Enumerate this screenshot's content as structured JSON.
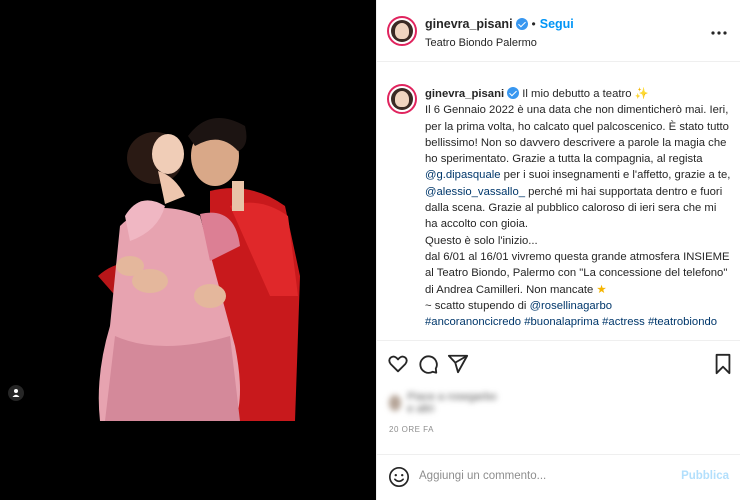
{
  "post": {
    "username": "ginevra_pisani",
    "follow_label": "Segui",
    "location": "Teatro Biondo Palermo",
    "more_label": "•••"
  },
  "caption": {
    "username": "ginevra_pisani",
    "line1": "Il mio debutto a teatro",
    "p1": "Il 6 Gennaio 2022 è una data che non dimenticherò mai. Ieri, per la prima volta, ho calcato quel palcoscenico. È stato tutto bellissimo! Non so davvero descrivere a parole la magia che ho sperimentato. Grazie a tutta la compagnia, al regista ",
    "mention1": "@g.dipasquale",
    "p2": " per i suoi insegnamenti e l'affetto, grazie a te, ",
    "mention2": "@alessio_vassallo_",
    "p3": " perché mi hai supportata dentro e fuori dalla scena. Grazie al pubblico caloroso di ieri sera che mi ha accolto con gioia.",
    "p4": "Questo è solo l'inizio...",
    "p5": "dal 6/01 al 16/01 vivremo questa grande atmosfera INSIEME al Teatro Biondo, Palermo con \"La concessione del telefono\" di Andrea Camilleri. Non mancate",
    "p6": "~ scatto stupendo di ",
    "mention3": "@rosellinagarbo",
    "hashtags": [
      "#ancoranoncicredo",
      "#buonalaprima",
      "#actress",
      "#teatrobiondo"
    ]
  },
  "likes_blurred": "Piace a rosegarbo e altri",
  "timestamp": "20 ORE FA",
  "comment": {
    "placeholder": "Aggiungi un commento...",
    "publish_label": "Pubblica"
  },
  "icons": [
    "tag-user-icon",
    "verified-icon",
    "more-icon",
    "heart-icon",
    "comment-icon",
    "share-icon",
    "bookmark-icon",
    "emoji-icon",
    "sparkle-emoji",
    "star-emoji"
  ],
  "colors": {
    "follow": "#0095f6",
    "mention": "#00376b",
    "publish": "#b2dffc",
    "verified": "#3897f0"
  }
}
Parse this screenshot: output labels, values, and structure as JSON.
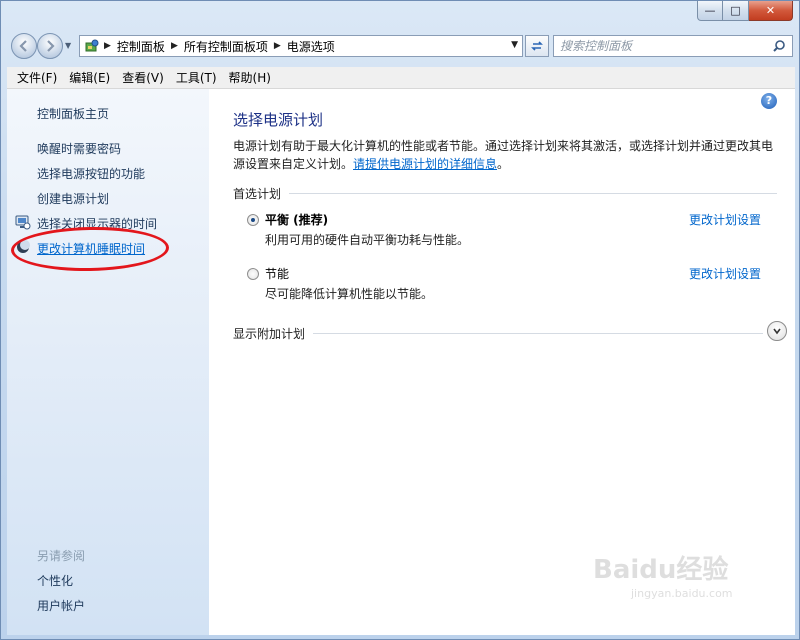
{
  "window": {
    "min_glyph": "—",
    "max_glyph": "□",
    "close_glyph": "✕"
  },
  "address": {
    "crumbs": [
      "控制面板",
      "所有控制面板项",
      "电源选项"
    ],
    "search_placeholder": "搜索控制面板"
  },
  "menu": [
    "文件(F)",
    "编辑(E)",
    "查看(V)",
    "工具(T)",
    "帮助(H)"
  ],
  "sidebar": {
    "home": "控制面板主页",
    "tasks": [
      {
        "label": "唤醒时需要密码",
        "icon": ""
      },
      {
        "label": "选择电源按钮的功能",
        "icon": ""
      },
      {
        "label": "创建电源计划",
        "icon": ""
      },
      {
        "label": "选择关闭显示器的时间",
        "icon": "monitor-icon"
      },
      {
        "label": "更改计算机睡眠时间",
        "icon": "moon-icon"
      }
    ],
    "see_also_heading": "另请参阅",
    "see_also": [
      "个性化",
      "用户帐户"
    ]
  },
  "main": {
    "title": "选择电源计划",
    "intro_text": "电源计划有助于最大化计算机的性能或者节能。通过选择计划来将其激活，或选择计划并通过更改其电源设置来自定义计划。",
    "intro_link": "请提供电源计划的详细信息",
    "intro_end": "。",
    "preferred_heading": "首选计划",
    "plans": [
      {
        "name": "平衡 (推荐)",
        "desc": "利用可用的硬件自动平衡功耗与性能。",
        "link": "更改计划设置",
        "selected": true
      },
      {
        "name": "节能",
        "desc": "尽可能降低计算机性能以节能。",
        "link": "更改计划设置",
        "selected": false
      }
    ],
    "more_heading": "显示附加计划"
  },
  "watermark": {
    "main": "Baidu经验",
    "sub": "jingyan.baidu.com"
  },
  "colors": {
    "link": "#0066cc",
    "title": "#1e3287",
    "annotation": "#e3161c"
  }
}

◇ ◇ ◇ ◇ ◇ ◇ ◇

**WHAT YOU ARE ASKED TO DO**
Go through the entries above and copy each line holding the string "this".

**FINAL ANSWER**
Enumerate this screenshot's content as structured JSON.
Parse this screenshot: output labels, values, and structure as JSON.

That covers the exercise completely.